- **PROBLEM DESCRIPTION**
The answer should consist of each line below that contains the word "this".

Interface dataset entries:
⁂

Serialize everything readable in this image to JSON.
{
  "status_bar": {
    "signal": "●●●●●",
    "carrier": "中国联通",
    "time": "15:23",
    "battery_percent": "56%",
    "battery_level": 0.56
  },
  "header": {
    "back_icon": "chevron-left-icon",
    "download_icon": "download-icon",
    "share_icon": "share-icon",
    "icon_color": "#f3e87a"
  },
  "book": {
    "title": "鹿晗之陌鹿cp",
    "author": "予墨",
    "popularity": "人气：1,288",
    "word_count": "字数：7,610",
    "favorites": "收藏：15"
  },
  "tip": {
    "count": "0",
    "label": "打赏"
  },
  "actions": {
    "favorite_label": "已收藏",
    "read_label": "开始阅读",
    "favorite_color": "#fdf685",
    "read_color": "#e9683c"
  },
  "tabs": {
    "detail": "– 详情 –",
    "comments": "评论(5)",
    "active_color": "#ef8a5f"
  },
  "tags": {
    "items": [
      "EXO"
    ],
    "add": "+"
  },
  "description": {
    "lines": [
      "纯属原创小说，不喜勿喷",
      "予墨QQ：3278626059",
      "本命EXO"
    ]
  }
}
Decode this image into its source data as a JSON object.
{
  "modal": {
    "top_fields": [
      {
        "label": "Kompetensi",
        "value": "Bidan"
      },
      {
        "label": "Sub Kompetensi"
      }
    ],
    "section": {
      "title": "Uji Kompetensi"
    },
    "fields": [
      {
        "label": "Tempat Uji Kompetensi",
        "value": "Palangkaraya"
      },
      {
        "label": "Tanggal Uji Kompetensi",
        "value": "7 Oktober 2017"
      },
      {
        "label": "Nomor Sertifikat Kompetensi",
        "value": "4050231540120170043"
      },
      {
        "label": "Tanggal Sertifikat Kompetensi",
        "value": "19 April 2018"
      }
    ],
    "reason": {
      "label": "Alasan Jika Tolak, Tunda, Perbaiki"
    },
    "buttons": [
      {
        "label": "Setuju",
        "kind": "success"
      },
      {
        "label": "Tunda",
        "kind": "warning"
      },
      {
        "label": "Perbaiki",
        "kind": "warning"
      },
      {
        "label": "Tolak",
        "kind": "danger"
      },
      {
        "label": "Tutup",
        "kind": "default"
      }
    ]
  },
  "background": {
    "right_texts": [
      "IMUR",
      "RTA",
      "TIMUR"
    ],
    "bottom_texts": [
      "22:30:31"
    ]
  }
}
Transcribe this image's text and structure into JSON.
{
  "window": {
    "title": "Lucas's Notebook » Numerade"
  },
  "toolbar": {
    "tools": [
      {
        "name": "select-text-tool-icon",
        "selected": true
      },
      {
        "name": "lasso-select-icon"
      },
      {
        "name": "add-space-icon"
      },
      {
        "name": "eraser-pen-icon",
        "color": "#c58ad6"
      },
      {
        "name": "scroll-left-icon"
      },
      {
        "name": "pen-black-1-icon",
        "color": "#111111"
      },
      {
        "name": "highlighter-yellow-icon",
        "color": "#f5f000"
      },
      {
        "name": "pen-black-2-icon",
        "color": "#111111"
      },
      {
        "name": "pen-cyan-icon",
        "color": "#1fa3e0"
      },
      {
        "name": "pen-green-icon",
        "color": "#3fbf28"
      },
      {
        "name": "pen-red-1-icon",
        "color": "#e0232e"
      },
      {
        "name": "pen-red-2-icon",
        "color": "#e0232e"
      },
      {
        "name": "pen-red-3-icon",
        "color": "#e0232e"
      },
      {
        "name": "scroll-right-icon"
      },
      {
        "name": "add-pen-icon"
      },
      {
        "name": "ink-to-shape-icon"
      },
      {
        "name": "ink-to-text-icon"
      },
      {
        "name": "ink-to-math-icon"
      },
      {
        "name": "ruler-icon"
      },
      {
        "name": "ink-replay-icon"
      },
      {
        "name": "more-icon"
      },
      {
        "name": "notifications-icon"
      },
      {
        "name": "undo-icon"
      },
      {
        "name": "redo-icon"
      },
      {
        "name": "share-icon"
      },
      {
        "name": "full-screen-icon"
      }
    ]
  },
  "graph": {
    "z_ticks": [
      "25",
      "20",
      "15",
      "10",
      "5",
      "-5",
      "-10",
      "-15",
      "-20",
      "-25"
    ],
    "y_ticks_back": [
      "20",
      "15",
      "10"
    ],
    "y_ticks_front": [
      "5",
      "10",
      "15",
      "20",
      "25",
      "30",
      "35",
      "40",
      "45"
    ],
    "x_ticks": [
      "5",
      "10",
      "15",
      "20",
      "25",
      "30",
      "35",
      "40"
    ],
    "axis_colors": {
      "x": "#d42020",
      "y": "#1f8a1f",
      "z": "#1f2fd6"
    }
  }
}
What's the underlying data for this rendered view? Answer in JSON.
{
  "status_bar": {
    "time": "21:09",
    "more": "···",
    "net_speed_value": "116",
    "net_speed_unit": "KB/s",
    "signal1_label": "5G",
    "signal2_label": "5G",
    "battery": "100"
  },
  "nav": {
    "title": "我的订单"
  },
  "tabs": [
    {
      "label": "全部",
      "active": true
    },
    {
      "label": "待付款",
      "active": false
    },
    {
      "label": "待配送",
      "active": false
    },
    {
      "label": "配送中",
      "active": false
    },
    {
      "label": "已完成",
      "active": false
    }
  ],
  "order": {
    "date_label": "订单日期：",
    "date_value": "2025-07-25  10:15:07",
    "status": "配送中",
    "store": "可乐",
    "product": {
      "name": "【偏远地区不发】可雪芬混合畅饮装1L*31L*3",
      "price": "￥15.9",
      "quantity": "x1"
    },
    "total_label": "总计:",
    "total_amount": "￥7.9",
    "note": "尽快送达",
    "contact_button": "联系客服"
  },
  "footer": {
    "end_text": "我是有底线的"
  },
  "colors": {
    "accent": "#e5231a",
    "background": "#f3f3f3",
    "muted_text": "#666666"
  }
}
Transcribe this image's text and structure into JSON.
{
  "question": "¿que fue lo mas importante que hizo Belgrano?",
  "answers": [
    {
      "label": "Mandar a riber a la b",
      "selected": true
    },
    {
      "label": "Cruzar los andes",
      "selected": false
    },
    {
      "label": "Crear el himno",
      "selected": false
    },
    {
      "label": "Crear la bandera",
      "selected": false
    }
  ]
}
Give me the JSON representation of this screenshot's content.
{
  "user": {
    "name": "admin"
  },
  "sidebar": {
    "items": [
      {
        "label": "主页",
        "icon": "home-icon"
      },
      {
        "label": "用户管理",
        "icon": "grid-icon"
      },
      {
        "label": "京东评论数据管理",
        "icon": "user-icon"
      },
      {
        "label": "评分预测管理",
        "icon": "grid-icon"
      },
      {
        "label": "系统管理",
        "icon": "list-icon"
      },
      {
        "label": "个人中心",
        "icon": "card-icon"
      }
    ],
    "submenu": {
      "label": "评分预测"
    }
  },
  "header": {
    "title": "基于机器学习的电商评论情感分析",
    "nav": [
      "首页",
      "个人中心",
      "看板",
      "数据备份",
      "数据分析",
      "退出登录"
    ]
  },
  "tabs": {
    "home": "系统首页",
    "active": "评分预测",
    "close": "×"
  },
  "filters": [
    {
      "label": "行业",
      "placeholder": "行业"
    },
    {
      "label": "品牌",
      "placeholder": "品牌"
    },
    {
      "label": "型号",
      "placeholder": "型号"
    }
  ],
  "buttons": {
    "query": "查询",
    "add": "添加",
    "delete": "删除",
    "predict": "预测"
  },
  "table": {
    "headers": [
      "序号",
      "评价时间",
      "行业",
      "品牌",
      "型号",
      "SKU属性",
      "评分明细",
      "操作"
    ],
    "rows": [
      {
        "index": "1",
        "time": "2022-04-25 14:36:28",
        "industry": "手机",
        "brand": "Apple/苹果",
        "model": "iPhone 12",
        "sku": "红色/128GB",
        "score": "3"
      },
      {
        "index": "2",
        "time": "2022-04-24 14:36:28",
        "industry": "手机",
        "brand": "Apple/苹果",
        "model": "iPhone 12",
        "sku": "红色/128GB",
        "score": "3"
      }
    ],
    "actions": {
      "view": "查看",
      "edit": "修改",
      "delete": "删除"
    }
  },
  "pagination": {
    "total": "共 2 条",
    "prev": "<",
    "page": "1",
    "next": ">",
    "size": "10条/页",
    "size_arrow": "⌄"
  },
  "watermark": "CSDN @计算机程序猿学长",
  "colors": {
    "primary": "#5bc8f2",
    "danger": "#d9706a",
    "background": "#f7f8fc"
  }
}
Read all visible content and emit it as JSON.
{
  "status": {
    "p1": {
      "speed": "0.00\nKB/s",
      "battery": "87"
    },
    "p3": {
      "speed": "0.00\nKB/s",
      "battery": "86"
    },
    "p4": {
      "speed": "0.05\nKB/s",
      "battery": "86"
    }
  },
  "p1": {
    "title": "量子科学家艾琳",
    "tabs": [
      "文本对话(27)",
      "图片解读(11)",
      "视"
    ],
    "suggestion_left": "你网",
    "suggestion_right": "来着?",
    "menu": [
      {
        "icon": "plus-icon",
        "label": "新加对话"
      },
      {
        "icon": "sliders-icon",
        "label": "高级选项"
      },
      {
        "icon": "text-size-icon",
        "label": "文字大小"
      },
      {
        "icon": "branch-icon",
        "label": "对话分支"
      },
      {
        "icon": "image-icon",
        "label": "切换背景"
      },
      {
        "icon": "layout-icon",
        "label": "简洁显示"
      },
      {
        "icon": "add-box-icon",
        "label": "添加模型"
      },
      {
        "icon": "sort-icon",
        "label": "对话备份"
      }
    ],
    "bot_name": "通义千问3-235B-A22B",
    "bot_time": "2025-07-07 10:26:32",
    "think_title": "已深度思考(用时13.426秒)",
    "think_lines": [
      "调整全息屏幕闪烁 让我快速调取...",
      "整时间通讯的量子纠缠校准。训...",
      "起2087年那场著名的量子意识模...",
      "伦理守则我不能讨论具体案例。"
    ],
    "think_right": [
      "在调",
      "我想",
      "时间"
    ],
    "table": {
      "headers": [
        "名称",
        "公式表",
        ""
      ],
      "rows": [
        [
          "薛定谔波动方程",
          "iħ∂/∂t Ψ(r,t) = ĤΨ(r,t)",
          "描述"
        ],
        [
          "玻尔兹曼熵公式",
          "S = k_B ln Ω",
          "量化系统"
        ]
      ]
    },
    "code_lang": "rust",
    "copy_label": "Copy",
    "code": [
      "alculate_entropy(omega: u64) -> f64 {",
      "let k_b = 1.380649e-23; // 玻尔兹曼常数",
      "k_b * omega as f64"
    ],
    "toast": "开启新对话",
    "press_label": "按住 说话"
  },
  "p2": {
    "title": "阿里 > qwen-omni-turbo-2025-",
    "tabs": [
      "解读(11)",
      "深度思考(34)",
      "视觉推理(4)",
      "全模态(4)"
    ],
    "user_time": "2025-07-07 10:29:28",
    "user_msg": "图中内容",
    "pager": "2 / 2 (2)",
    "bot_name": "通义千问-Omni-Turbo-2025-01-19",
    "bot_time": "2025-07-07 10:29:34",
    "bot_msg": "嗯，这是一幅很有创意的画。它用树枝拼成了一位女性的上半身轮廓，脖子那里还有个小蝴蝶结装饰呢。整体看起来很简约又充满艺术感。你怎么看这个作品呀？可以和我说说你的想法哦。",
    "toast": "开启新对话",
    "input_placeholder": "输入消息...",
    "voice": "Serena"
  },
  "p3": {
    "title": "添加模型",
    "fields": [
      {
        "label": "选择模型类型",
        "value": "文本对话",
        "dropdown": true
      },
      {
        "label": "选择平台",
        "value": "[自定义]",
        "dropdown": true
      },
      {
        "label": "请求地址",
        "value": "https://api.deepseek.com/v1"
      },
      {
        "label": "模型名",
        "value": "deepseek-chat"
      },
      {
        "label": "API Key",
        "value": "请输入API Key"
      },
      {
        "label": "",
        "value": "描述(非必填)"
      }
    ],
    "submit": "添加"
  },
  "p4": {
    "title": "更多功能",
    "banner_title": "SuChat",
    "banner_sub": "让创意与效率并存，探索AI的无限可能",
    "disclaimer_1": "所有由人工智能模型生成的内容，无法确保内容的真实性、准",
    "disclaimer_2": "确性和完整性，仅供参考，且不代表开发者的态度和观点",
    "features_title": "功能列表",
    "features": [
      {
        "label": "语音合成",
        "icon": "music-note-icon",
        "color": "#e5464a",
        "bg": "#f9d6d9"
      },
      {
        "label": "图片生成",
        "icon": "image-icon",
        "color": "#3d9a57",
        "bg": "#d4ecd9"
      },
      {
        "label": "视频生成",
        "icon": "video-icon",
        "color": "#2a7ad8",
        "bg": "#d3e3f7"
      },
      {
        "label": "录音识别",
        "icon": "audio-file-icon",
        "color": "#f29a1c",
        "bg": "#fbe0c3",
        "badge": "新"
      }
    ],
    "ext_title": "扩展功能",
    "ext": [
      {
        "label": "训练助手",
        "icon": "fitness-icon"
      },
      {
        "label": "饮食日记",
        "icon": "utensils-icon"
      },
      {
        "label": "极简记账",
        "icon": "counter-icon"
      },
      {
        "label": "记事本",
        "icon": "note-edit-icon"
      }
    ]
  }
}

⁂

- **OUTPUT OF THE EXERCISE**
Serialize everything readable in this image to JSON.
Decode this image into its source data as a JSON object.
Transcribe this image's text and structure into JSON.
What's the underlying data for this rendered view? Answer in JSON.
Transcribe this image's text and structure into JSON.
Give me the JSON representation of this screenshot's content.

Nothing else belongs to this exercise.